We managed to carve out 2 days to explore the Iceland’s south highlands and by that I mean the area generally centered around Landmannalaugar (i.e. north of Mýrdalsjökull and west of Vatnajökull). Most of that time was in the Fjallabak Nature Reserve, which includes the Torfajökull volcanic system and all of its associated geothermal indications: fumaroles, hot springs and colourful rhyolite craters. We did the short hike up Blue Peak one afternoon and the slightly longer hike from Höskuldsskáli (Obsidian Skerry) down to Landmannalaugar another afternoon (blog post coming soon). Otherwise, we were on a photo safari that took full advantage of our driver/photo guide’s knowledge of the area. We stopped at so many amazing locations that between the four of us we averaged just over 500 photographs/day. It’s been challenging to select just a few images for each location!
NOTE: I did not do a good job of noting place names while we were in Iceland, so it’s possible some of the place names below are incorrect. I did my best using tracks recorded by our GPS receiver and many (many) internet searches, but would welcome comments offering corrections!
Our first stop, in Vatnajökull National Park, was to view Ófærufoss from the opposite side of the Eldgjá chasm (Fire Canyon), the largest volcanic canyon in the world.
Jökuldalakvísl in Fjallabak
I followed our photo guide’s lead and went wading in the glacial river Jökuldalakvísl at our second stop. It wasn’t that bad, mainly because the sun had warmed the black sand so I’d go from freezing water to warm sand as I moved around. Mr. GeoK walked up a nearby hill and came back with some great panorama photographs of the area.
Icelandic Horse Excursion
Sometimes opportunity knocks and you have to answer. As soon as our driver/photo guide spotted the large herd of approaching horses, he pulled over to park. Seconds later, five of us were piling out of the super truck, cameras in hand. The herd passed our position on the F208 in less than two minutes!
Kýlingavatn was our final stop before hiking Blue Peak. The adjacent cone-shaped mountains, partially covered with snow, made for a striking background.
The day we hiked from the Obsidian Skerry down to Landmannalaugar, we traveled about 85 km from our hotel to the trail head. A fair portion of that was along F225 (also referred to as Landmannaleið). Some roads in the area were still closed due to the spring thaw, but our driver/photo guide contacted the appropriate authorities to work out an approved alternate driving route that eventually got us to the trailhead. We made a couple of photo stops before our hike and two more afterwards.
Landmannaleið (Along F225)
In addition to the deeply incised mountainsides, lingering snow patches and the occasional small flock of sheep added extra visual interest to the landscape.
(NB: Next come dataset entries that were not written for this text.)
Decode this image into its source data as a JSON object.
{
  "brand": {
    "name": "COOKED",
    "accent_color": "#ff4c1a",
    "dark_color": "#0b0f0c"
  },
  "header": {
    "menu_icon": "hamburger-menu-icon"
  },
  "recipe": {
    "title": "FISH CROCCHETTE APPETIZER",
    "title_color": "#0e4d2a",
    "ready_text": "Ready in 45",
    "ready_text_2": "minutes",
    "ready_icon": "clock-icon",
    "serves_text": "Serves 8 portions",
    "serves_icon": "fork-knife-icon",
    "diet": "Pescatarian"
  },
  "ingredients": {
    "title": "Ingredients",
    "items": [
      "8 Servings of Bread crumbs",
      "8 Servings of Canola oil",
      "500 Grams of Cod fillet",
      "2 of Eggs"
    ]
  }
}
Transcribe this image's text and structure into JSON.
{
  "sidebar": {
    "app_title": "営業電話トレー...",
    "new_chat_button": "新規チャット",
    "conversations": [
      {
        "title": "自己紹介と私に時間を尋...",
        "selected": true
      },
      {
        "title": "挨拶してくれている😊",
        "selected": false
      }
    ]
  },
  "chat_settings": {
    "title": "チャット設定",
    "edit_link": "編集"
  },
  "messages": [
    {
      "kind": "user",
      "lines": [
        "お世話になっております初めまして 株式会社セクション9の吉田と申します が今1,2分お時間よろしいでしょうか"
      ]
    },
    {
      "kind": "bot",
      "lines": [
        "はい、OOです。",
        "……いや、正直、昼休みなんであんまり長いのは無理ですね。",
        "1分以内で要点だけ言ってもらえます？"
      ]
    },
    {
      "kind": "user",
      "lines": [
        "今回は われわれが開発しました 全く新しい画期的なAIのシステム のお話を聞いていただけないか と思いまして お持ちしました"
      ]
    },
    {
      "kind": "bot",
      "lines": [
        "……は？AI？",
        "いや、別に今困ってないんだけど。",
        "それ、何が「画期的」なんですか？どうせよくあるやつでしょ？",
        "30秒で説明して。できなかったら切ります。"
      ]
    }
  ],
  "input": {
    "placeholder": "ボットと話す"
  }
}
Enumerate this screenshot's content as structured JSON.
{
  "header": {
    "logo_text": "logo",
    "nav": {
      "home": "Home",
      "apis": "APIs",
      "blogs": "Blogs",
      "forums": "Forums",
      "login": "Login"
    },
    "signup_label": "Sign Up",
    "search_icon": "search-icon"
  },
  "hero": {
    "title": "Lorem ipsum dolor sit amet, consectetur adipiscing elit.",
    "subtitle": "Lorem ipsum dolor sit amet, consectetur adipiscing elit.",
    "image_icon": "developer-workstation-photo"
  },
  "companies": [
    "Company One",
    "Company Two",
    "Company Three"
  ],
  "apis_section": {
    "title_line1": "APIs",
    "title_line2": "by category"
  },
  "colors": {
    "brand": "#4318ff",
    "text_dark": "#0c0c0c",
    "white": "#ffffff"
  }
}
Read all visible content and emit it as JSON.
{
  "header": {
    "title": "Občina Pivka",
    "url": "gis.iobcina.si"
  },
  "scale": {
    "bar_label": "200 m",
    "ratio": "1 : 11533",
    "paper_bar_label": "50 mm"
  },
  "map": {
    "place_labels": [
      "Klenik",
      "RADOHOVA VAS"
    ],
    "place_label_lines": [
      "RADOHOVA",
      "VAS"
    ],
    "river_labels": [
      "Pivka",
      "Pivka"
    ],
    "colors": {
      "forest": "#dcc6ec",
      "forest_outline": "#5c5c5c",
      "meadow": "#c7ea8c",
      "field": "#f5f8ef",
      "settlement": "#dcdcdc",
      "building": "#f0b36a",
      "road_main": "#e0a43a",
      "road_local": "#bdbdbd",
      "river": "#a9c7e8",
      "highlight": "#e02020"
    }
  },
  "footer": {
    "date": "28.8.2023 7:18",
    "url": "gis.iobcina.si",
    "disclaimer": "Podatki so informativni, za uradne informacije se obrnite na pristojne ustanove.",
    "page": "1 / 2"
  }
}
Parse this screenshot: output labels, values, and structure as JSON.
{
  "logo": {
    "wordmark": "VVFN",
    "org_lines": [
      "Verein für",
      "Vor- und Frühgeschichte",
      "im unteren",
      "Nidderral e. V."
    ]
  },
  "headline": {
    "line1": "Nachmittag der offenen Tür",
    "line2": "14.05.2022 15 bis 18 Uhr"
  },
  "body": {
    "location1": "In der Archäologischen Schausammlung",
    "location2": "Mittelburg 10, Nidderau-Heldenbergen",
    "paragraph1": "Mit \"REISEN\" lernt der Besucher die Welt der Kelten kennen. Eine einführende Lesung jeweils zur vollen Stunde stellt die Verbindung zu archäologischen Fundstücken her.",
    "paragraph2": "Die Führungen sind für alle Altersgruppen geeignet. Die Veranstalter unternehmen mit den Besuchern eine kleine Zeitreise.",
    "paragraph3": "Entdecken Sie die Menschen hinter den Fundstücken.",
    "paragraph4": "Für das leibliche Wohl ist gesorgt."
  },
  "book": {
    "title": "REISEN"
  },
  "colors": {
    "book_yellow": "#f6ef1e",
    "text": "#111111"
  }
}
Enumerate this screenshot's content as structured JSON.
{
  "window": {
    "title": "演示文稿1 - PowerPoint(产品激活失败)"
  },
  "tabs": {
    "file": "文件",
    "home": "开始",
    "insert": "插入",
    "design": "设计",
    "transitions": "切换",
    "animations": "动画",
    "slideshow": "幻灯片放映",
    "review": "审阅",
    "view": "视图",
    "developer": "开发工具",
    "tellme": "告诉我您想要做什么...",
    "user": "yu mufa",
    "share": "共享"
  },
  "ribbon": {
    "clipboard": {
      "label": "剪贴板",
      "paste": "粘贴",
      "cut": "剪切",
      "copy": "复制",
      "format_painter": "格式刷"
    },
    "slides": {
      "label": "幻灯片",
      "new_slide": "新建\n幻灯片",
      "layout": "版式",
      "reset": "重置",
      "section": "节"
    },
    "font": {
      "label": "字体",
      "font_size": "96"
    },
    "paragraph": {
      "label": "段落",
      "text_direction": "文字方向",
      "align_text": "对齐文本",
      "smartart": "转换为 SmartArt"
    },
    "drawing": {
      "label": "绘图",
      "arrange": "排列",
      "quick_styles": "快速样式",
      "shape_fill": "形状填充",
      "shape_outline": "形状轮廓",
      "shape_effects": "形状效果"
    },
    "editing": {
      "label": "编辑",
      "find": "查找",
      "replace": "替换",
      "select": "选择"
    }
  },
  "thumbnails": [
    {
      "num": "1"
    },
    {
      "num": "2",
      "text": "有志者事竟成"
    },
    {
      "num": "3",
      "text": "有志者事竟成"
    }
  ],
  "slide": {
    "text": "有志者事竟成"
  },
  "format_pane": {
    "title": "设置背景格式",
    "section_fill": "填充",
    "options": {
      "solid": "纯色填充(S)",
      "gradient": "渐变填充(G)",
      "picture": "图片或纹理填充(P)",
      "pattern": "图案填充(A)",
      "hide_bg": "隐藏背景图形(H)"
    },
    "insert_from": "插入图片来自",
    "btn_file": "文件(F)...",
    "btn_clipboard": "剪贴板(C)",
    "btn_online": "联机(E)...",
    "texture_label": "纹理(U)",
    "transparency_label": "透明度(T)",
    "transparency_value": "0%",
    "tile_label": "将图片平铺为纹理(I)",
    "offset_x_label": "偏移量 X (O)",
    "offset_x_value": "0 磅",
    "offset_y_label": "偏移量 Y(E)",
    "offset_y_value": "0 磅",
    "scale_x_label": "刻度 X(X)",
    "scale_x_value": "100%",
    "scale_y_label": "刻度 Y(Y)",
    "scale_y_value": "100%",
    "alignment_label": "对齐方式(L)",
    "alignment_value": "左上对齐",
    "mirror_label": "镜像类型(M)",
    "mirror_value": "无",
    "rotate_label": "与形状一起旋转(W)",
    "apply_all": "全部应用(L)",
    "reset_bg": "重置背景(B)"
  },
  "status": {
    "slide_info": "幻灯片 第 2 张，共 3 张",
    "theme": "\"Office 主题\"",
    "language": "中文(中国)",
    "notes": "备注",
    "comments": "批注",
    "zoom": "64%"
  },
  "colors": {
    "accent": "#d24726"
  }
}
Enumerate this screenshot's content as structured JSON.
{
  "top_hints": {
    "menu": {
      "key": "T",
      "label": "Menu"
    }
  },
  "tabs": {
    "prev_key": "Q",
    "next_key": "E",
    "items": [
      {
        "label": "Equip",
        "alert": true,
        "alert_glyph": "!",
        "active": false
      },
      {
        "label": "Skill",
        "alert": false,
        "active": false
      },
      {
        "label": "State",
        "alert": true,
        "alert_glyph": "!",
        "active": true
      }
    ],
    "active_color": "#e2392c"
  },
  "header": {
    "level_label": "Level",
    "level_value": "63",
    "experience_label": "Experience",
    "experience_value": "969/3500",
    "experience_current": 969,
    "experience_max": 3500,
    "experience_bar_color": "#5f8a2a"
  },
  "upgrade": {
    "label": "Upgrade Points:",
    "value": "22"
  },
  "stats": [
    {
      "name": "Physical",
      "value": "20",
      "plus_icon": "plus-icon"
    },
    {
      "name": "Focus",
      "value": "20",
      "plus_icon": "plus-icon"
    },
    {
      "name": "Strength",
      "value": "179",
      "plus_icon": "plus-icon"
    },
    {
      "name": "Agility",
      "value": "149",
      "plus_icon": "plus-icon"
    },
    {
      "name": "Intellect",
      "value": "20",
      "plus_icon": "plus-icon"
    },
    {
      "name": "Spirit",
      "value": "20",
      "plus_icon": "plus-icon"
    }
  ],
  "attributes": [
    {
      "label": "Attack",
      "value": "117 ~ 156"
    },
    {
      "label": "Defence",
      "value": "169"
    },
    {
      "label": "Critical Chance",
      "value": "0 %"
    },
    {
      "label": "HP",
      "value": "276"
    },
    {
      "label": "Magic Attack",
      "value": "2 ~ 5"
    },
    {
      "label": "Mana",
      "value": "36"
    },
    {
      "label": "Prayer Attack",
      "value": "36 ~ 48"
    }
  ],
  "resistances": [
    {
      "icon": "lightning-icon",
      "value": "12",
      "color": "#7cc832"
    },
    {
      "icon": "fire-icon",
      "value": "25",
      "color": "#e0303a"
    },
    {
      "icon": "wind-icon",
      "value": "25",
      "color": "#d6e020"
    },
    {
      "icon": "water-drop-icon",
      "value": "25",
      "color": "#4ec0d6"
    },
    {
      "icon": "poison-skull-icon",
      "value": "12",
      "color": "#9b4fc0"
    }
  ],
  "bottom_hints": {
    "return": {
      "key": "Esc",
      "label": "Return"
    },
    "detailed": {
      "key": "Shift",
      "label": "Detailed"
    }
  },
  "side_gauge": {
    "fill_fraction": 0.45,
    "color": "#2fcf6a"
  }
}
We had to leave the main 4×4 road to follow a smaller track to a parking spot and then hike about 20 minutes to get close to Rauðfoss. To me, the surrounding landscape, partially blanketed in snow, was almost more interesting than the waterfall itself.
Our driver / photo guide informed us that vehicles have been banned from driving up to the falls for about 30 years now, which explained the need for us to walk the last km or so. The astonishing thing was that the tracks were still extremely clear, evidencing the fragility of the highland landscape.
It was almost 5 pm by the time we completed the hike from the Obsidian Skerry down to Landmannalaugar, so our last stops that day were very brief.
Ljótipollur (Ugly Pond)
This is another popular day hiking destination from Landmannalaugar, but it’s also accessible by super truck.
So many waterfalls in one place and if you’re not looking for them, you’d probably miss this hidden gem. From some of the winter photos I’ve seen, this would be a great place to visit as the sun goes down in the winter.